ABOUT THIS TASK:
Determine how many lines of the entries contain "title". Reply with that number alone.
··········
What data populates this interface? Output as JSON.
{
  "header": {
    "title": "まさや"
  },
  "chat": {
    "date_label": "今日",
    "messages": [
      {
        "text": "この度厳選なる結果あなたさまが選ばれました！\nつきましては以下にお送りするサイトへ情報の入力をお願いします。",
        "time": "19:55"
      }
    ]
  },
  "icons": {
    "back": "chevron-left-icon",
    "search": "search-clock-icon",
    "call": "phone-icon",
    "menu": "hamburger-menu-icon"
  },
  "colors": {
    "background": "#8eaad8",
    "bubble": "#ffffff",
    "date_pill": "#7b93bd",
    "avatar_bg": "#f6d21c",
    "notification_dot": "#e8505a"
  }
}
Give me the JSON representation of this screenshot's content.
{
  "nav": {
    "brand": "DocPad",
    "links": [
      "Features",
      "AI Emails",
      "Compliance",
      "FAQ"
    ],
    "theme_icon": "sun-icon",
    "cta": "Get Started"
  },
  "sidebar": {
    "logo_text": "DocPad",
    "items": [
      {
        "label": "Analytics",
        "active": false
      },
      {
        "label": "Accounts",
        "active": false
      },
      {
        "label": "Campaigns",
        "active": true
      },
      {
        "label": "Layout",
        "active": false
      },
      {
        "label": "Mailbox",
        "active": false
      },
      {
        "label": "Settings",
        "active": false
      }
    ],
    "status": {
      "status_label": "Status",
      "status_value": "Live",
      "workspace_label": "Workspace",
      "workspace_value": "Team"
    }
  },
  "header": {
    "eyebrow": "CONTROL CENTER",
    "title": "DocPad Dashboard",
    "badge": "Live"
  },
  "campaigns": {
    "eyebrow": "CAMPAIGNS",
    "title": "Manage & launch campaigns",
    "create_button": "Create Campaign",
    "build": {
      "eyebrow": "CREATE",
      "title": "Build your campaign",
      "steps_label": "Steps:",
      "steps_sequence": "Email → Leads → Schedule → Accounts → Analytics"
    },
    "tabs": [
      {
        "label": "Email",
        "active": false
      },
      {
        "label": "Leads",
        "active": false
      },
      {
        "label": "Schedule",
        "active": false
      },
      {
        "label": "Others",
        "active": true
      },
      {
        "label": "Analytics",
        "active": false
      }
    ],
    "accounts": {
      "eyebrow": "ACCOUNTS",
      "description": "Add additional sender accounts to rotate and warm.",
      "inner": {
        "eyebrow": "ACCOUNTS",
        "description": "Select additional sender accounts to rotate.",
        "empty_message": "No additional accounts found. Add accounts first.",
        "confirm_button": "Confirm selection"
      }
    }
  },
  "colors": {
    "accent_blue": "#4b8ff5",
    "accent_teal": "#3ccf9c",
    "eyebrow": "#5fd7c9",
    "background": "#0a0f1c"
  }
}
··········
WRITTEN RESPONSE:
4